No time to read food labels and assess how much fiber you are getting? Well, at some point, your body is sure to send you warning signals that it needs more. Look out for them, and let them alert you to the need for upping your fiber intake:
Your cholesterol is high: one of the reasons this happens is lack of adequate soluble fiber in your diet. Found in foods such as oats, peas, beans, apples, citrus fruits, carrots, barley and psyllium, soluble fiber dissolves in water to form a gel like material that binds up harmful substances such as bile, cholesterol and other toxins. An oft-quoted meta study published in the American Journal of Clinical Nutrition concluded that high intakes of soluble fiber were associated with significant decreases in total and LDL cholesterol in 60–70% of the trials that they put to test.
You’re gaining weight. Why does one slice of whole wheat bread feel more “satisfying” than two slices of white bread? The reason is fiber, which is removed with the outer coating of the grain during the milling process of white bread. Whole wheat bread, on the other hand, contains fiber-dense bran and wheat germ, which provide a more constant source of energy. As a result, you feel full faster and longer. Other fiber-rich foods such as brown rice and legumes have the same satiating effect, making it less likely that you would indulge in impulsive snacking. The happy result: you don’t gain weight! A review of several studies linking high fiber intake with weight loss, published in the Nutrition Review, concluded that an increase in either soluble or insoluble fiber intake increases postmeal satiety and decreases subsequent hunger. So, if lately, the scales have been moving up, it might be time to up your fiber intake.
You feel hungry. A lot.: For the same reason that fiber makes you feel full, lack of it makes you feel hungry. This does not help if you are trying to control your weight. The most common culprits here are foods made with plain white flour, which has been stripped of most of its fiber. So, white rice, pancakes, pasta—notice how you tend to eat more of these as compared to whole wheat versions. If those hunger pangs have been hitting too soon after a “meal,” it is time to turn to fiber-rich foods!

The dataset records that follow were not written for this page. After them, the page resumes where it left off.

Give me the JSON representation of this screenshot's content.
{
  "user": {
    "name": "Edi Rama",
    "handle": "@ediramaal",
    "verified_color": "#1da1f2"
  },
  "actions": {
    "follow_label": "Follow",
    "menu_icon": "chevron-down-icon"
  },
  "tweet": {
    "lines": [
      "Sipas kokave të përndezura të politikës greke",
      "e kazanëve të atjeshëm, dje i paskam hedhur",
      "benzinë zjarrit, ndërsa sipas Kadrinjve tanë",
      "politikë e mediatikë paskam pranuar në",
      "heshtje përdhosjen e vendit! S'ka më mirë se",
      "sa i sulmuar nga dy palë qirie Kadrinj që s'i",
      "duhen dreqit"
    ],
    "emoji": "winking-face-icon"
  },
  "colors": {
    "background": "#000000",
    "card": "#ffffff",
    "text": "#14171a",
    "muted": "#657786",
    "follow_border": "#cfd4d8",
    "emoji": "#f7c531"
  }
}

You’re moving slow: Perhaps one of the surest signs that you need more fiber is trouble with bowel movement. If chronic constipation is an issue, more fiber is in order, particularly insoluble fiber which holds on to water and helps form softer, bulkier stools to regulate bowel movement. According to experts at The Harvard School of Medical Health, “the fiber from wheat bran and oat bran seems to be more effective in relief from constipation than similar amounts of fiber from fruits and vegetables.” They add a cautionary note—don’t up your fiber intake suddenly. Gradual increase is best.